■ Exercise objective
Output all of the material beneath this line exactly as it is.

■ Exercise material
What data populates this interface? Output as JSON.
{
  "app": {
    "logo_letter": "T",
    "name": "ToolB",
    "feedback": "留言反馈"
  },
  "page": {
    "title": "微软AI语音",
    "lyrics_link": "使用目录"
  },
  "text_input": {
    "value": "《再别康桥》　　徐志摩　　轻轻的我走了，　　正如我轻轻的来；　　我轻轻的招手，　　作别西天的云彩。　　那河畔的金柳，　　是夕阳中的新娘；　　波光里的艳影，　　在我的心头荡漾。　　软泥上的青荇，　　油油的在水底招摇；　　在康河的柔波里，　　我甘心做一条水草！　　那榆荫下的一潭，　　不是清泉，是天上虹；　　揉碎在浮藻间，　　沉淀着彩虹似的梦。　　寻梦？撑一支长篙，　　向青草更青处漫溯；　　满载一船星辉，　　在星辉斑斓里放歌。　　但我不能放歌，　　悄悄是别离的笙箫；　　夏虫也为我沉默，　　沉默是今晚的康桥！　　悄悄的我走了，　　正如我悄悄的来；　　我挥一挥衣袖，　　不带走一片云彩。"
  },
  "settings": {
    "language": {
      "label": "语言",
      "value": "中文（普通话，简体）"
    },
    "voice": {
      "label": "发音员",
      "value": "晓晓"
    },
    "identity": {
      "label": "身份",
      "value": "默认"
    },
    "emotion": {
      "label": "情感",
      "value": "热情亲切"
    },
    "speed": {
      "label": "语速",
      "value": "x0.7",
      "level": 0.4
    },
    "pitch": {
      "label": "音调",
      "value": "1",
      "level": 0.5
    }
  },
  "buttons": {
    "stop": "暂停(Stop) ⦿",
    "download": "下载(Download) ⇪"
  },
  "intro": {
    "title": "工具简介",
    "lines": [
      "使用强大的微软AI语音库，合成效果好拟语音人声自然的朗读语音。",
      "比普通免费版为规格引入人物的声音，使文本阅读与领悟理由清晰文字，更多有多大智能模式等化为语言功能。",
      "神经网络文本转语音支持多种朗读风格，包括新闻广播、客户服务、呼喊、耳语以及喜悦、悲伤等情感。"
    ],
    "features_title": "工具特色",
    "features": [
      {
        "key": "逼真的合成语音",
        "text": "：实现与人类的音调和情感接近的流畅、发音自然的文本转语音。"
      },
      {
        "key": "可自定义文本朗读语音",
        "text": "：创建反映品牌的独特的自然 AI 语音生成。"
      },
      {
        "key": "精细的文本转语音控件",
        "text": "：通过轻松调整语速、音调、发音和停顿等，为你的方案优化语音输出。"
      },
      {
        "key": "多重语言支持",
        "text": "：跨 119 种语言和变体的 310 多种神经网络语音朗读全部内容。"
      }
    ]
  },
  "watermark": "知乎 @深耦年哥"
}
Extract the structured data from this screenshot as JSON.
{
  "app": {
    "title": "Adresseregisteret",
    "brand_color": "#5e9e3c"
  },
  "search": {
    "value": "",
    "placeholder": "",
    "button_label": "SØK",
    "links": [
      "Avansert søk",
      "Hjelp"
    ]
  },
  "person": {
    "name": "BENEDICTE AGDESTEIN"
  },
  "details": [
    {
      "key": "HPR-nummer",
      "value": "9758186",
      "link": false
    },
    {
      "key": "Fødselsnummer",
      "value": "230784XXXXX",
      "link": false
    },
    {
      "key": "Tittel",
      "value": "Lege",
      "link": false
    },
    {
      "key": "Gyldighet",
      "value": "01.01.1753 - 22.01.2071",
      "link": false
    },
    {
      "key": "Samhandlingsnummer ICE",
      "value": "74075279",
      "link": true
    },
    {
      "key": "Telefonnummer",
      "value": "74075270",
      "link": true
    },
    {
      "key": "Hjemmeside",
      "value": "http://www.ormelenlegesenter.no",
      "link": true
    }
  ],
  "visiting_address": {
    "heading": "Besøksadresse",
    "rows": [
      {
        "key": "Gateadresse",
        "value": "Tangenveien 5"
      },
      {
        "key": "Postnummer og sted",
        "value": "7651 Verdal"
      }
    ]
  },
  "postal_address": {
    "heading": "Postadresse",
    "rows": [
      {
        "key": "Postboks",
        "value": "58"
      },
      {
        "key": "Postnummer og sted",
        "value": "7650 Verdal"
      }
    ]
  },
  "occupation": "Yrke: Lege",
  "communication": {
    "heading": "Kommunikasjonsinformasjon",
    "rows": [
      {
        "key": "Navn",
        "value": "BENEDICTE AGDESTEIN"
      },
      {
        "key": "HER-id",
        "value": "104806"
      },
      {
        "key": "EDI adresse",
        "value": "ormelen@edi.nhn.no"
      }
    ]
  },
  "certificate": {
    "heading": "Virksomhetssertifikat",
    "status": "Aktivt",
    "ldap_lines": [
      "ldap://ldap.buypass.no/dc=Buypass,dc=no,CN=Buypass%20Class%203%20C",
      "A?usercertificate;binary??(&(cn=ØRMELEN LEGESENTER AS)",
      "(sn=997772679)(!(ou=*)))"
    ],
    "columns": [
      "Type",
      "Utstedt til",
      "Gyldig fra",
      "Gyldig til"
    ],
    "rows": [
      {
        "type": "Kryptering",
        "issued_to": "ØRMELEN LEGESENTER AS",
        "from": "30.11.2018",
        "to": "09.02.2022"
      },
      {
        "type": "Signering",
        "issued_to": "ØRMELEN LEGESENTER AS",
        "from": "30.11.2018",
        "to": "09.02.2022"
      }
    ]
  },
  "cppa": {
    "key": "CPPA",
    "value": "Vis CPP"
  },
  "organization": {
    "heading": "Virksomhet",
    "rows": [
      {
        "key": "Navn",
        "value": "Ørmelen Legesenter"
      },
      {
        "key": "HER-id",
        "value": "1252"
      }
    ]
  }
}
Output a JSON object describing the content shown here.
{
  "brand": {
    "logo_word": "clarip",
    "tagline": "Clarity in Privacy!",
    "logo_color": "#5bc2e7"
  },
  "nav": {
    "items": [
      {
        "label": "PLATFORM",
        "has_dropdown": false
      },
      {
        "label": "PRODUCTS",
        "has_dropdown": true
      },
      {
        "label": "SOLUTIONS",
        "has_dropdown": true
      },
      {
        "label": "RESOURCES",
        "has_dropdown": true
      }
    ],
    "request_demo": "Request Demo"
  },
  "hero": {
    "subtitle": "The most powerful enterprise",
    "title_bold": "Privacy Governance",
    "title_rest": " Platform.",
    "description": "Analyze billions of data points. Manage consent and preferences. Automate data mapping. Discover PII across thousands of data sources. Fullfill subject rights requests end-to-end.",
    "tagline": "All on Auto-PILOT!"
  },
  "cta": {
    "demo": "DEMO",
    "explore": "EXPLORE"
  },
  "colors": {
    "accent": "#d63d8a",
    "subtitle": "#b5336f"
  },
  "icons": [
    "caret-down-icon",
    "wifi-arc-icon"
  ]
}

■ Written reply
What data populates this interface? Output as JSON.
{
  "app": {
    "logo_letter": "T",
    "name": "ToolB",
    "feedback": "留言反馈"
  },
  "page": {
    "title": "微软AI语音",
    "lyrics_link": "使用目录"
  },
  "text_input": {
    "value": "《再别康桥》　　徐志摩　　轻轻的我走了，　　正如我轻轻的来；　　我轻轻的招手，　　作别西天的云彩。　　那河畔的金柳，　　是夕阳中的新娘；　　波光里的艳影，　　在我的心头荡漾。　　软泥上的青荇，　　油油的在水底招摇；　　在康河的柔波里，　　我甘心做一条水草！　　那榆荫下的一潭，　　不是清泉，是天上虹；　　揉碎在浮藻间，　　沉淀着彩虹似的梦。　　寻梦？撑一支长篙，　　向青草更青处漫溯；　　满载一船星辉，　　在星辉斑斓里放歌。　　但我不能放歌，　　悄悄是别离的笙箫；　　夏虫也为我沉默，　　沉默是今晚的康桥！　　悄悄的我走了，　　正如我悄悄的来；　　我挥一挥衣袖，　　不带走一片云彩。"
  },
  "settings": {
    "language": {
      "label": "语言",
      "value": "中文（普通话，简体）"
    },
    "voice": {
      "label": "发音员",
      "value": "晓晓"
    },
    "identity": {
      "label": "身份",
      "value": "默认"
    },
    "emotion": {
      "label": "情感",
      "value": "热情亲切"
    },
    "speed": {
      "label": "语速",
      "value": "x0.7",
      "level": 0.4
    },
    "pitch": {
      "label": "音调",
      "value": "1",
      "level": 0.5
    }
  },
  "buttons": {
    "stop": "暂停(Stop) ⦿",
    "download": "下载(Download) ⇪"
  },
  "intro": {
    "title": "工具简介",
    "lines": [
      "使用强大的微软AI语音库，合成效果好拟语音人声自然的朗读语音。",
      "比普通免费版为规格引入人物的声音，使文本阅读与领悟理由清晰文字，更多有多大智能模式等化为语言功能。",
      "神经网络文本转语音支持多种朗读风格，包括新闻广播、客户服务、呼喊、耳语以及喜悦、悲伤等情感。"
    ],
    "features_title": "工具特色",
    "features": [
      {
        "key": "逼真的合成语音",
        "text": "：实现与人类的音调和情感接近的流畅、发音自然的文本转语音。"
      },
      {
        "key": "可自定义文本朗读语音",
        "text": "：创建反映品牌的独特的自然 AI 语音生成。"
      },
      {
        "key": "精细的文本转语音控件",
        "text": "：通过轻松调整语速、音调、发音和停顿等，为你的方案优化语音输出。"
      },
      {
        "key": "多重语言支持",
        "text": "：跨 119 种语言和变体的 310 多种神经网络语音朗读全部内容。"
      }
    ]
  },
  "watermark": "知乎 @深耦年哥"
}
Extract the structured data from this screenshot as JSON.
{
  "app": {
    "title": "Adresseregisteret",
    "brand_color": "#5e9e3c"
  },
  "search": {
    "value": "",
    "placeholder": "",
    "button_label": "SØK",
    "links": [
      "Avansert søk",
      "Hjelp"
    ]
  },
  "person": {
    "name": "BENEDICTE AGDESTEIN"
  },
  "details": [
    {
      "key": "HPR-nummer",
      "value": "9758186",
      "link": false
    },
    {
      "key": "Fødselsnummer",
      "value": "230784XXXXX",
      "link": false
    },
    {
      "key": "Tittel",
      "value": "Lege",
      "link": false
    },
    {
      "key": "Gyldighet",
      "value": "01.01.1753 - 22.01.2071",
      "link": false
    },
    {
      "key": "Samhandlingsnummer ICE",
      "value": "74075279",
      "link": true
    },
    {
      "key": "Telefonnummer",
      "value": "74075270",
      "link": true
    },
    {
      "key": "Hjemmeside",
      "value": "http://www.ormelenlegesenter.no",
      "link": true
    }
  ],
  "visiting_address": {
    "heading": "Besøksadresse",
    "rows": [
      {
        "key": "Gateadresse",
        "value": "Tangenveien 5"
      },
      {
        "key": "Postnummer og sted",
        "value": "7651 Verdal"
      }
    ]
  },
  "postal_address": {
    "heading": "Postadresse",
    "rows": [
      {
        "key": "Postboks",
        "value": "58"
      },
      {
        "key": "Postnummer og sted",
        "value": "7650 Verdal"
      }
    ]
  },
  "occupation": "Yrke: Lege",
  "communication": {
    "heading": "Kommunikasjonsinformasjon",
    "rows": [
      {
        "key": "Navn",
        "value": "BENEDICTE AGDESTEIN"
      },
      {
        "key": "HER-id",
        "value": "104806"
      },
      {
        "key": "EDI adresse",
        "value": "ormelen@edi.nhn.no"
      }
    ]
  },
  "certificate": {
    "heading": "Virksomhetssertifikat",
    "status": "Aktivt",
    "ldap_lines": [
      "ldap://ldap.buypass.no/dc=Buypass,dc=no,CN=Buypass%20Class%203%20C",
      "A?usercertificate;binary??(&(cn=ØRMELEN LEGESENTER AS)",
      "(sn=997772679)(!(ou=*)))"
    ],
    "columns": [
      "Type",
      "Utstedt til",
      "Gyldig fra",
      "Gyldig til"
    ],
    "rows": [
      {
        "type": "Kryptering",
        "issued_to": "ØRMELEN LEGESENTER AS",
        "from": "30.11.2018",
        "to": "09.02.2022"
      },
      {
        "type": "Signering",
        "issued_to": "ØRMELEN LEGESENTER AS",
        "from": "30.11.2018",
        "to": "09.02.2022"
      }
    ]
  },
  "cppa": {
    "key": "CPPA",
    "value": "Vis CPP"
  },
  "organization": {
    "heading": "Virksomhet",
    "rows": [
      {
        "key": "Navn",
        "value": "Ørmelen Legesenter"
      },
      {
        "key": "HER-id",
        "value": "1252"
      }
    ]
  }
}
Output a JSON object describing the content shown here.
{
  "brand": {
    "logo_word": "clarip",
    "tagline": "Clarity in Privacy!",
    "logo_color": "#5bc2e7"
  },
  "nav": {
    "items": [
      {
        "label": "PLATFORM",
        "has_dropdown": false
      },
      {
        "label": "PRODUCTS",
        "has_dropdown": true
      },
      {
        "label": "SOLUTIONS",
        "has_dropdown": true
      },
      {
        "label": "RESOURCES",
        "has_dropdown": true
      }
    ],
    "request_demo": "Request Demo"
  },
  "hero": {
    "subtitle": "The most powerful enterprise",
    "title_bold": "Privacy Governance",
    "title_rest": " Platform.",
    "description": "Analyze billions of data points. Manage consent and preferences. Automate data mapping. Discover PII across thousands of data sources. Fullfill subject rights requests end-to-end.",
    "tagline": "All on Auto-PILOT!"
  },
  "cta": {
    "demo": "DEMO",
    "explore": "EXPLORE"
  },
  "colors": {
    "accent": "#d63d8a",
    "subtitle": "#b5336f"
  },
  "icons": [
    "caret-down-icon",
    "wifi-arc-icon"
  ]
}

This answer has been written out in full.